Top of TASK INPUT

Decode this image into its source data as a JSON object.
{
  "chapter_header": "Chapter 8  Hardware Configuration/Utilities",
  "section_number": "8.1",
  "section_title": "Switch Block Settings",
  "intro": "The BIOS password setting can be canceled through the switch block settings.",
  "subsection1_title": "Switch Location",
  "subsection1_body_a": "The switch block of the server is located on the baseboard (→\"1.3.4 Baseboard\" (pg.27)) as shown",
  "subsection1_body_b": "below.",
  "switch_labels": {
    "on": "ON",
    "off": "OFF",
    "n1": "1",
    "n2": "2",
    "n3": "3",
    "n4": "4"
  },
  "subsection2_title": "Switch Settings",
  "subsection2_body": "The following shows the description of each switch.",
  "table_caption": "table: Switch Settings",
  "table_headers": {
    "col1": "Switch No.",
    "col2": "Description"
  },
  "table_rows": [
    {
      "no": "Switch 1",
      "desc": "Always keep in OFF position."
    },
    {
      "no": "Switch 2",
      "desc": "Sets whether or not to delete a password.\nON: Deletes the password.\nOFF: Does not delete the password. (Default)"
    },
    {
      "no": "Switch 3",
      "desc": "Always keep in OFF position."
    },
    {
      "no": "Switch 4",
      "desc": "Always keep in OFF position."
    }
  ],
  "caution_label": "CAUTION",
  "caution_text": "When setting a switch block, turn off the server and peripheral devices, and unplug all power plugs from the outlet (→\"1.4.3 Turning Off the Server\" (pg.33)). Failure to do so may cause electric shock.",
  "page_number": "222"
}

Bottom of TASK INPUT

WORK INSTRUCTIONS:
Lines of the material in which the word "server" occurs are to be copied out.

WRITTEN SOLUTION:
  "subsection1_body_a": "The switch block of the server is located on the baseboard (→\"1.3.4 Baseboard\" (pg.27)) as shown",
  "caution_text": "When setting a switch block, turn off the server and peripheral devices, and unplug all power plugs from the outlet (→\"1.4.3 Turning Off the Server\" (pg.33)). Failure to do so may cause electric shock.",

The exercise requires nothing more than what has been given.